**ABOUT THIS EXERCISE:** Where a line below includes the word "articoli", copy that line.
━━━ GIVEN RECORDS ━━━
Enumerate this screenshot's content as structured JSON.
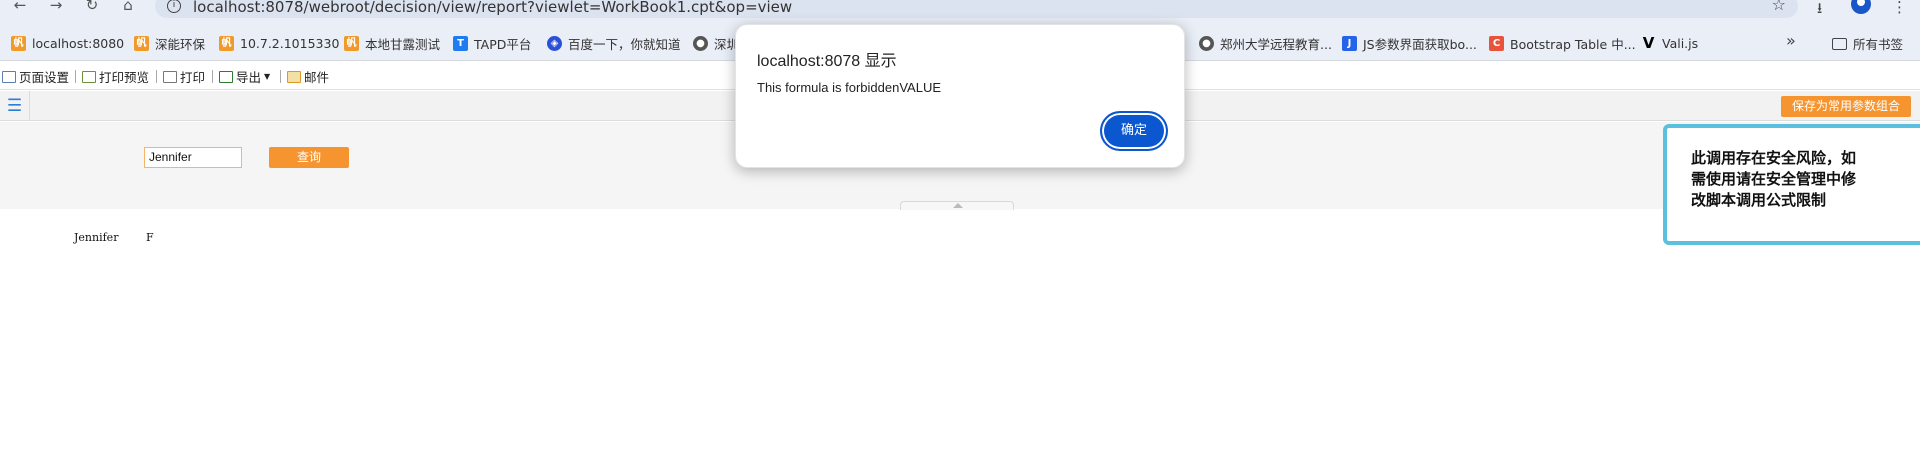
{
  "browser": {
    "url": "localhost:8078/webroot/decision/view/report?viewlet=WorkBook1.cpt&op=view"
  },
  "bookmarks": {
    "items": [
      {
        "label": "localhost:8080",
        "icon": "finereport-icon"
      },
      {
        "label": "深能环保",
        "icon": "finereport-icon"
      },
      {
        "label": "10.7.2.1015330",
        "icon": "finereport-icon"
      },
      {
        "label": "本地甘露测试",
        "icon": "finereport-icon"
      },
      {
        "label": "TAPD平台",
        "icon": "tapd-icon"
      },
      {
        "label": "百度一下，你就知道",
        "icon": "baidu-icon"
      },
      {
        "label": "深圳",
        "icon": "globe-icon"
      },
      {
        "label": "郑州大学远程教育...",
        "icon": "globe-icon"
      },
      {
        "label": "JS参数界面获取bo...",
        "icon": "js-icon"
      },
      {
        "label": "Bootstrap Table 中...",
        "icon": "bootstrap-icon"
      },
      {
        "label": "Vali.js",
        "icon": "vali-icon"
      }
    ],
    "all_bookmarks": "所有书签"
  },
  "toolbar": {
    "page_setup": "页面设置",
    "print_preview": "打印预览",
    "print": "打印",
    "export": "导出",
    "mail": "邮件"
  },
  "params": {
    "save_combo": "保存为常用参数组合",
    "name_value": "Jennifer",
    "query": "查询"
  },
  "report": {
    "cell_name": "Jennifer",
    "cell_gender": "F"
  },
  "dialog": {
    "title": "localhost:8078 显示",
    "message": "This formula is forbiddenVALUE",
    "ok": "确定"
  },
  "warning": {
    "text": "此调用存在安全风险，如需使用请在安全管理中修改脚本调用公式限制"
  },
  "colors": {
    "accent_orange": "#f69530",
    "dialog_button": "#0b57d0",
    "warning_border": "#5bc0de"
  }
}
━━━
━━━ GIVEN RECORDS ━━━
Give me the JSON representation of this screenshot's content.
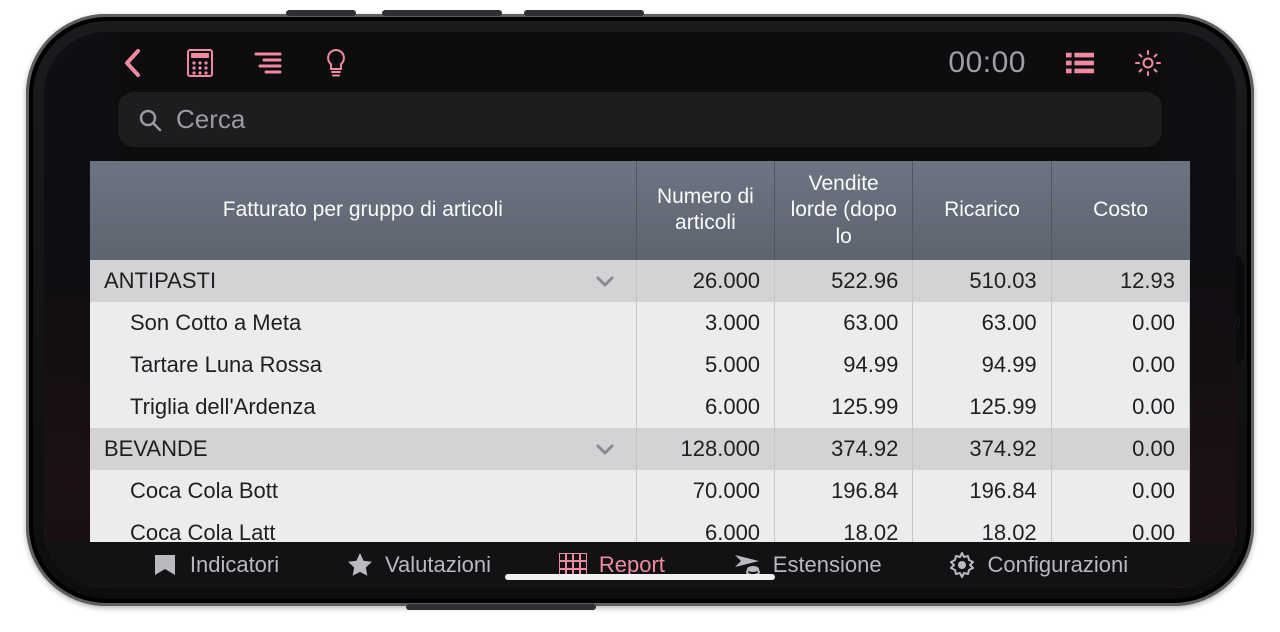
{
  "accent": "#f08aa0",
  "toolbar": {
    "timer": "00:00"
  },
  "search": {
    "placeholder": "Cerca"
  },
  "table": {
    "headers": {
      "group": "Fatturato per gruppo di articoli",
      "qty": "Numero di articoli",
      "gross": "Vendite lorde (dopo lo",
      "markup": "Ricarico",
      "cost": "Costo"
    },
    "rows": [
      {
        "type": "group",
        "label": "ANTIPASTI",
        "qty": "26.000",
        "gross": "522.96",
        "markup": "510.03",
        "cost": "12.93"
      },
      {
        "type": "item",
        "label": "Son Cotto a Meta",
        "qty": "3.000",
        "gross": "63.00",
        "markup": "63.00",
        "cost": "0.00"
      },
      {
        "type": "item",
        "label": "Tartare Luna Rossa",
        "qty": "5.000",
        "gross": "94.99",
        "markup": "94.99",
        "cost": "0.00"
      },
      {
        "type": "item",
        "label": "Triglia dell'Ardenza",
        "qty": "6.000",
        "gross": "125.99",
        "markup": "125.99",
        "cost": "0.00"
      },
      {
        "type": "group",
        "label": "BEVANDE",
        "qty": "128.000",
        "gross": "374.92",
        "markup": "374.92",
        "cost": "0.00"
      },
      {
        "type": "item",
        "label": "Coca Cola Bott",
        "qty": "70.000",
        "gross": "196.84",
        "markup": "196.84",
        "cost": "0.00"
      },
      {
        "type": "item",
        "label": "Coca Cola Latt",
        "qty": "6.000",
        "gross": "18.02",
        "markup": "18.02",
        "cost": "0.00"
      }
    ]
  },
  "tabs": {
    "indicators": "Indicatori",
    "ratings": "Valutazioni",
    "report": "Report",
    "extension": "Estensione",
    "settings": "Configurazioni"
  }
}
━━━
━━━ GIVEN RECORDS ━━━
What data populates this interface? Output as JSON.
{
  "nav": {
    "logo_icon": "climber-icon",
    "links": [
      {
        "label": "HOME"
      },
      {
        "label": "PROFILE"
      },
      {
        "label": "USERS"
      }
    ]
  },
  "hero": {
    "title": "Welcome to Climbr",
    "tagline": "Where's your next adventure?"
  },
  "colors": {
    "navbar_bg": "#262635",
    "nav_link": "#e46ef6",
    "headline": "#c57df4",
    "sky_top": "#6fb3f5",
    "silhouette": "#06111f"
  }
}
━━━
**WRITTEN ANSWER:**
      "group": "Fatturato per gruppo di articoli",
      "qty": "Numero di articoli",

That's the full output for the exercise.